*** Information provided Section Begins ***

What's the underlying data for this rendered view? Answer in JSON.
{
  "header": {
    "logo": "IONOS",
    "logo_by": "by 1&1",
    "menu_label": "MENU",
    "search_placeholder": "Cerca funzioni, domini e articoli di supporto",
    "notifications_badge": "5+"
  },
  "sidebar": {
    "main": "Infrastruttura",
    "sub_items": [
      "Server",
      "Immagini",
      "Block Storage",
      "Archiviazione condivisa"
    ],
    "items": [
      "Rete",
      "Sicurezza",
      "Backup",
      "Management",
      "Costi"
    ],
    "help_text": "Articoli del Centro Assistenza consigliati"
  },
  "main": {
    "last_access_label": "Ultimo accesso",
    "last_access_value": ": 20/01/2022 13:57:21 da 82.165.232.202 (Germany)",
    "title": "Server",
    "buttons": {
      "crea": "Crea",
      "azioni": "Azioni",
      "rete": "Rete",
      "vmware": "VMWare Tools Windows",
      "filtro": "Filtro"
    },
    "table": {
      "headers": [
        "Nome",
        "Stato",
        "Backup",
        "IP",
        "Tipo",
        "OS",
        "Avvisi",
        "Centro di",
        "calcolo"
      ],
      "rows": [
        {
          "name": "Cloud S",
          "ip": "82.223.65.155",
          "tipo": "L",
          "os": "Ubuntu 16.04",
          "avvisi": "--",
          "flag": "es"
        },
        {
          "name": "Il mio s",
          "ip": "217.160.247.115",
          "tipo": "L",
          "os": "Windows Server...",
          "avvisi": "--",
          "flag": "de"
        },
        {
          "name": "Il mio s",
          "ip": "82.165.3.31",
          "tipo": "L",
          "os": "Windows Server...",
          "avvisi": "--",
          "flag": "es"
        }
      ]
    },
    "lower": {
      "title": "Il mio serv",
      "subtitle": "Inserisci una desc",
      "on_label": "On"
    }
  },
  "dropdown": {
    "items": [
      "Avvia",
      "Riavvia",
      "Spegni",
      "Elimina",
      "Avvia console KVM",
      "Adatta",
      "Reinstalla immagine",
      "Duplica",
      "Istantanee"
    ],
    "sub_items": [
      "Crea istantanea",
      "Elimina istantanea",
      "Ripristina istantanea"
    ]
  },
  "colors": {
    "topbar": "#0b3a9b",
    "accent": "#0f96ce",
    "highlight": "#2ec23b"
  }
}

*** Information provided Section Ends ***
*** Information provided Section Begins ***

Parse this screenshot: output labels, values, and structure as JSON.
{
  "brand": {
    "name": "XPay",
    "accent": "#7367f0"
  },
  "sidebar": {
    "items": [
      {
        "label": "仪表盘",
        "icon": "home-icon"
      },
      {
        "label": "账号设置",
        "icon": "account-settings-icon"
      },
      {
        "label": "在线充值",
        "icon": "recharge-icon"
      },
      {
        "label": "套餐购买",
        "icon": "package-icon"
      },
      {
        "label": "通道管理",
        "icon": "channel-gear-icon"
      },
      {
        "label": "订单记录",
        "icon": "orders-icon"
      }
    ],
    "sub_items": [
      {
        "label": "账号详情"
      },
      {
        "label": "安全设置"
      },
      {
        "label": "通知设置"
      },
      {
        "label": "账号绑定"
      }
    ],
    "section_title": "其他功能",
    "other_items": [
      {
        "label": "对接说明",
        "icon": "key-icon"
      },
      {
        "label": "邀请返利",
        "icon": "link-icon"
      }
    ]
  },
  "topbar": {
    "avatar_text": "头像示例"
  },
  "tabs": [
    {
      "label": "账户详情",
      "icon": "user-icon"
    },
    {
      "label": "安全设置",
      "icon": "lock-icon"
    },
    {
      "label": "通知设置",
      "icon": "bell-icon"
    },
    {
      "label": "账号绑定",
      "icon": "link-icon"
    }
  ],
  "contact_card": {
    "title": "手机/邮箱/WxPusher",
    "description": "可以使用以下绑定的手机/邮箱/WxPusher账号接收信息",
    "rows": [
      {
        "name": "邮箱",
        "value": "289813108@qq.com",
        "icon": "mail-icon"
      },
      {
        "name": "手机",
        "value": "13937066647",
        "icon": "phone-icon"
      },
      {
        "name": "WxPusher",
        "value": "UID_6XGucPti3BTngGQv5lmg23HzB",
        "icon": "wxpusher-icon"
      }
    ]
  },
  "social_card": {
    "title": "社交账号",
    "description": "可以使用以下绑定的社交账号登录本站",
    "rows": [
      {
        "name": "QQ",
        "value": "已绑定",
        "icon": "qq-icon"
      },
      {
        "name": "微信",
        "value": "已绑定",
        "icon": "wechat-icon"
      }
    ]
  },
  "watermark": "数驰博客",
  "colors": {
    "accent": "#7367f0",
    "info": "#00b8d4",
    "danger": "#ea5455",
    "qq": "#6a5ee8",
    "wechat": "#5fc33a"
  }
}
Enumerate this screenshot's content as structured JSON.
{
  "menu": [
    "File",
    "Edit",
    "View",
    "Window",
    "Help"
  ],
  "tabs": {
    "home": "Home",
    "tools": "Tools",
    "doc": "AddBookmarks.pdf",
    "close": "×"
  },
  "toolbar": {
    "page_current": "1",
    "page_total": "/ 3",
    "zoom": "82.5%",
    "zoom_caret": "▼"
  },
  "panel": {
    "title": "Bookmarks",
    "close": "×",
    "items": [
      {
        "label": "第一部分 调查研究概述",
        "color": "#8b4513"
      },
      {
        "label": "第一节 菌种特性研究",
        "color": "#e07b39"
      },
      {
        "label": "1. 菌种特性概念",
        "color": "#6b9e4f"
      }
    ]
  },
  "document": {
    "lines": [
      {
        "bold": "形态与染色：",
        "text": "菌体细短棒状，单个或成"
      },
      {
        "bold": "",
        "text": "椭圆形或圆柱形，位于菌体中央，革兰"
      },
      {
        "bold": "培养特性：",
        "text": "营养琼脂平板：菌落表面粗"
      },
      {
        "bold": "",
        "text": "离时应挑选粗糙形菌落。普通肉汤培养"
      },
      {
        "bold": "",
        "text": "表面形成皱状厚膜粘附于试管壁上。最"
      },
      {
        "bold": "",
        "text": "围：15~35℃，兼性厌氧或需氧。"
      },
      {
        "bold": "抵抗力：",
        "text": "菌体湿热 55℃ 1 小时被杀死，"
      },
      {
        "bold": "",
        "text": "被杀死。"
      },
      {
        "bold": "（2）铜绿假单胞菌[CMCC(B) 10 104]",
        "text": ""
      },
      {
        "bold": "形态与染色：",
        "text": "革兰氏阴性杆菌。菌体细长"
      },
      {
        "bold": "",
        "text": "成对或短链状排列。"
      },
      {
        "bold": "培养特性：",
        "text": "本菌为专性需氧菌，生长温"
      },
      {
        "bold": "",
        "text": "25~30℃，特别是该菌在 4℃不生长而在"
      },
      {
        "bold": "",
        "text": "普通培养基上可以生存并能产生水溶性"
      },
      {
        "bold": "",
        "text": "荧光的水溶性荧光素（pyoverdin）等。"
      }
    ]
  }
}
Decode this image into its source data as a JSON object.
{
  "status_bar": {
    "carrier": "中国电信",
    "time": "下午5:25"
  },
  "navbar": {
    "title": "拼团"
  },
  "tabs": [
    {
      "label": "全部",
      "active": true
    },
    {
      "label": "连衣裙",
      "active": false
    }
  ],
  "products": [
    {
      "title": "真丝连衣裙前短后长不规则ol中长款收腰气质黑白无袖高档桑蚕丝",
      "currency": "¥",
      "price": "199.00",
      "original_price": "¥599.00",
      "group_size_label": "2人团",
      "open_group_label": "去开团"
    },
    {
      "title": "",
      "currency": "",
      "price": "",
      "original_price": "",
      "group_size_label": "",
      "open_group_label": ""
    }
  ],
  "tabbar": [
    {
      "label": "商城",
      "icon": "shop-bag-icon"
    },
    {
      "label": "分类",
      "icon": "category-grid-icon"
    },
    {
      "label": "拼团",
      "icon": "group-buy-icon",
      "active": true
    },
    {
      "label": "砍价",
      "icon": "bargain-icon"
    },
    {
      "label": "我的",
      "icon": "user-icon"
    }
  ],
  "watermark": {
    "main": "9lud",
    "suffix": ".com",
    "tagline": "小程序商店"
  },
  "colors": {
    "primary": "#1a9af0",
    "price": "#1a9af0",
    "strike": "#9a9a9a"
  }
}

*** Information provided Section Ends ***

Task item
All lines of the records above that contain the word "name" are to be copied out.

Reply to the task
          "name": "Cloud S",
          "name": "Il mio s",
          "name": "Il mio s",
    "name": "XPay",
        "name": "邮箱",
        "name": "手机",
        "name": "WxPusher",
        "name": "QQ",
        "name": "微信",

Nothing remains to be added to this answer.